*AIM OF THE EXERCISE:*
What is needed is each line of the data below that holds the string "kind".

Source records
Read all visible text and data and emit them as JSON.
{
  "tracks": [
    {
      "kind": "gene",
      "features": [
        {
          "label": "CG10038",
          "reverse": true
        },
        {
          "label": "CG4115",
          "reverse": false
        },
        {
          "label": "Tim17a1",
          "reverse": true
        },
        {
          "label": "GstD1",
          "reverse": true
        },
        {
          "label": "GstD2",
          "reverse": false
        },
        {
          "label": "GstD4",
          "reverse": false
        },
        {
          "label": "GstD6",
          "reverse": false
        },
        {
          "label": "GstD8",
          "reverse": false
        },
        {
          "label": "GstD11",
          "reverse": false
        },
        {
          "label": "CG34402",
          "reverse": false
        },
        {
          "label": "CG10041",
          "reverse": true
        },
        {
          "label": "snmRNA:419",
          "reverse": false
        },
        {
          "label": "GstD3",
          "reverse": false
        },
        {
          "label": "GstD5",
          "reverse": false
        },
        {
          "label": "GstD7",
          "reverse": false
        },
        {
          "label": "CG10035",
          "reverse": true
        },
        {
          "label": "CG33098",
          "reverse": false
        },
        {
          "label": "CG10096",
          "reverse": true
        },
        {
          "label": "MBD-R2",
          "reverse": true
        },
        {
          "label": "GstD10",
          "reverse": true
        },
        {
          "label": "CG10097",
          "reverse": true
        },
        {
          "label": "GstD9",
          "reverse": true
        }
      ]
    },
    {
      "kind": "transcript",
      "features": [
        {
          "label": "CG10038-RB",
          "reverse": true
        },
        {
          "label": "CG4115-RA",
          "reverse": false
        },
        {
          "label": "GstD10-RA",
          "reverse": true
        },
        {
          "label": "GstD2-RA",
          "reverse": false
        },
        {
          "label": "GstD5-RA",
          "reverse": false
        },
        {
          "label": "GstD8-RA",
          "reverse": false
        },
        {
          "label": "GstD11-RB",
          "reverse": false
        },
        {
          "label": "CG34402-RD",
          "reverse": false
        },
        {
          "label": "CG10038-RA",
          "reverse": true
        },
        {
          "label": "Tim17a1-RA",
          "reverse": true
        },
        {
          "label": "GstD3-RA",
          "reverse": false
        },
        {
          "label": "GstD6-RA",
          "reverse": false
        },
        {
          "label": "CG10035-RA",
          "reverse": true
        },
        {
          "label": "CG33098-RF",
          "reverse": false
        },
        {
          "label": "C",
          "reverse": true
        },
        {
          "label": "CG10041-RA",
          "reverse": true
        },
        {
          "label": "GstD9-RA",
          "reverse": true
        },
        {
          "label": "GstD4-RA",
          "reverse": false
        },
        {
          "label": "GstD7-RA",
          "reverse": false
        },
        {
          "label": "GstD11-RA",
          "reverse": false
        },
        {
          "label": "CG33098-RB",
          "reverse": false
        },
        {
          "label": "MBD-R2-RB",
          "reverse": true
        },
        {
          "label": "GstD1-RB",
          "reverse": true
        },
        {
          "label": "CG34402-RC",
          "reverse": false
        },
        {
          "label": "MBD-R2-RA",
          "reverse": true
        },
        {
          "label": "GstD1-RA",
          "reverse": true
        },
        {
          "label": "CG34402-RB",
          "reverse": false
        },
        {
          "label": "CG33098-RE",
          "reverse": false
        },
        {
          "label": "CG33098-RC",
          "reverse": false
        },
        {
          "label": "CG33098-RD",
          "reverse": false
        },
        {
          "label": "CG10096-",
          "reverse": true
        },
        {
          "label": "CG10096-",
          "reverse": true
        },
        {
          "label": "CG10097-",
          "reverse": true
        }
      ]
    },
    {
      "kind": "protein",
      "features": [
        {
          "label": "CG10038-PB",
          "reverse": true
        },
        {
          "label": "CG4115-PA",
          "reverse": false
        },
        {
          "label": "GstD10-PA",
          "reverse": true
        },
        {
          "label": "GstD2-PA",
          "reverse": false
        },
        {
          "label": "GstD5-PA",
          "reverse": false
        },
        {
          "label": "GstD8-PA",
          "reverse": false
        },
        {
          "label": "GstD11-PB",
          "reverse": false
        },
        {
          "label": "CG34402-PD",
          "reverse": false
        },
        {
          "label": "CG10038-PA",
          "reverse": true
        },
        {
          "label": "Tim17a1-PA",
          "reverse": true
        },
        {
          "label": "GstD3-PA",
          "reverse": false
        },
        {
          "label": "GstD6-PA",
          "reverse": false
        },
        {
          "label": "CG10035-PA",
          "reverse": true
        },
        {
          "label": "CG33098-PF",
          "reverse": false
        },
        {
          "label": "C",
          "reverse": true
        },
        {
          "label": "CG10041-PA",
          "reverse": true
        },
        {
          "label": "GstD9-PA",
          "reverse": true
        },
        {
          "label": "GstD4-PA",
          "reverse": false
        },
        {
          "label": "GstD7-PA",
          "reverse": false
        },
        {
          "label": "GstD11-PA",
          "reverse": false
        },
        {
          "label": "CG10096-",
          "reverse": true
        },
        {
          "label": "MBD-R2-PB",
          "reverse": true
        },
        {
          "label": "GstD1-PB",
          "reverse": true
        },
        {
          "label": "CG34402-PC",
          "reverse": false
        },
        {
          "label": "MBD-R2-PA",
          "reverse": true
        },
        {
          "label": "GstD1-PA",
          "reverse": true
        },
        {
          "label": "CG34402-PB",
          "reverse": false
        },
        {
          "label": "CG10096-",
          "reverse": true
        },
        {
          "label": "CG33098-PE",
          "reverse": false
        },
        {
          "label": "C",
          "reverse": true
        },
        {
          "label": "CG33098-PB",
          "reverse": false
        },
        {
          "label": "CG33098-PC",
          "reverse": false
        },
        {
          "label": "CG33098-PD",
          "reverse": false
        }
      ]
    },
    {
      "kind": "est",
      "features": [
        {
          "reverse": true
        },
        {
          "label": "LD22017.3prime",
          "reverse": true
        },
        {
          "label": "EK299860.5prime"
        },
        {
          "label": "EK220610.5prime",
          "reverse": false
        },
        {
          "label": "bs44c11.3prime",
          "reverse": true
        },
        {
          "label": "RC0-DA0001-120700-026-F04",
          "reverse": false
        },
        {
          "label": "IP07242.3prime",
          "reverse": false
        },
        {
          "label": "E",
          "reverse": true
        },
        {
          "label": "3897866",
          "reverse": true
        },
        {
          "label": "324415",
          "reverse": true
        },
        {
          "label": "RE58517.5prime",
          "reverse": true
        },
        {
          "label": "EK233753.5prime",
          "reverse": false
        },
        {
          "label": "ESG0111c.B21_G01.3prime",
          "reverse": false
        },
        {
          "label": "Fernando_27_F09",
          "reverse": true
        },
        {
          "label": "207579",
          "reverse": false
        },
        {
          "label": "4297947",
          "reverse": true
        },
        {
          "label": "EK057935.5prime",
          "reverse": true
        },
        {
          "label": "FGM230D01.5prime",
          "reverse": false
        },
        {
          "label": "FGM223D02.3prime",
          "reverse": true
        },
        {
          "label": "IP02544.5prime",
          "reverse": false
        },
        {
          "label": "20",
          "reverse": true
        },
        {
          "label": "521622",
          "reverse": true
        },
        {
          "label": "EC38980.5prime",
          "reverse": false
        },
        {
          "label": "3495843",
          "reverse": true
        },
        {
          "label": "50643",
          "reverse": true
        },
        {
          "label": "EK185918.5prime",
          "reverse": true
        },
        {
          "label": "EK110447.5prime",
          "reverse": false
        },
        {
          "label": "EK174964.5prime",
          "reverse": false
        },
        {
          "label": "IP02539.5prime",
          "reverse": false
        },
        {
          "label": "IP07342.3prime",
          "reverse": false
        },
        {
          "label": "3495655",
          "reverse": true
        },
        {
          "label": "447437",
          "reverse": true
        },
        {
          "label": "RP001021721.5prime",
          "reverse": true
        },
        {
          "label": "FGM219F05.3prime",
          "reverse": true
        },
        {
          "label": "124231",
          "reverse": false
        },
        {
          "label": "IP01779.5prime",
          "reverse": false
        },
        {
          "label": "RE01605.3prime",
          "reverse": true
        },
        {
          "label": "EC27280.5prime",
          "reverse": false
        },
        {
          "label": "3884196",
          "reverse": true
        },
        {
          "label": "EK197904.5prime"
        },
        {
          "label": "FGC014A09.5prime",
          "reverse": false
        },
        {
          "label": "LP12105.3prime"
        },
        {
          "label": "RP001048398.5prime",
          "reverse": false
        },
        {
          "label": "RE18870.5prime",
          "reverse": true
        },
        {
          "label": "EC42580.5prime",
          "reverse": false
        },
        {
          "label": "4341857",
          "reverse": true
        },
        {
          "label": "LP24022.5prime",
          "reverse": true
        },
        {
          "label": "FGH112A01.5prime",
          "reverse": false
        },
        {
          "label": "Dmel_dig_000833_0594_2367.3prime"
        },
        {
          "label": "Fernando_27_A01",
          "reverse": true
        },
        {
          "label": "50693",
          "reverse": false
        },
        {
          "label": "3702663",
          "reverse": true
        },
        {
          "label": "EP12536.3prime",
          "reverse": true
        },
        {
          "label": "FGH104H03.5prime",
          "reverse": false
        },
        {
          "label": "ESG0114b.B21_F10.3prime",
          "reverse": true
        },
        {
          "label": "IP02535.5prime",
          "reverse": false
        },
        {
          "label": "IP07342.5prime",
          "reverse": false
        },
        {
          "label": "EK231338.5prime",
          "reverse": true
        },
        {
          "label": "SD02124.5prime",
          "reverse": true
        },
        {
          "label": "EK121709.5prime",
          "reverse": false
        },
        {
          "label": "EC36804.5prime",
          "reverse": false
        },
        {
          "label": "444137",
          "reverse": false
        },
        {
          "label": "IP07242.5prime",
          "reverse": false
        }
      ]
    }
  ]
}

*ANSWER SPACE:*
      "kind": "gene",
      "kind": "transcript",
      "kind": "protein",
      "kind": "est",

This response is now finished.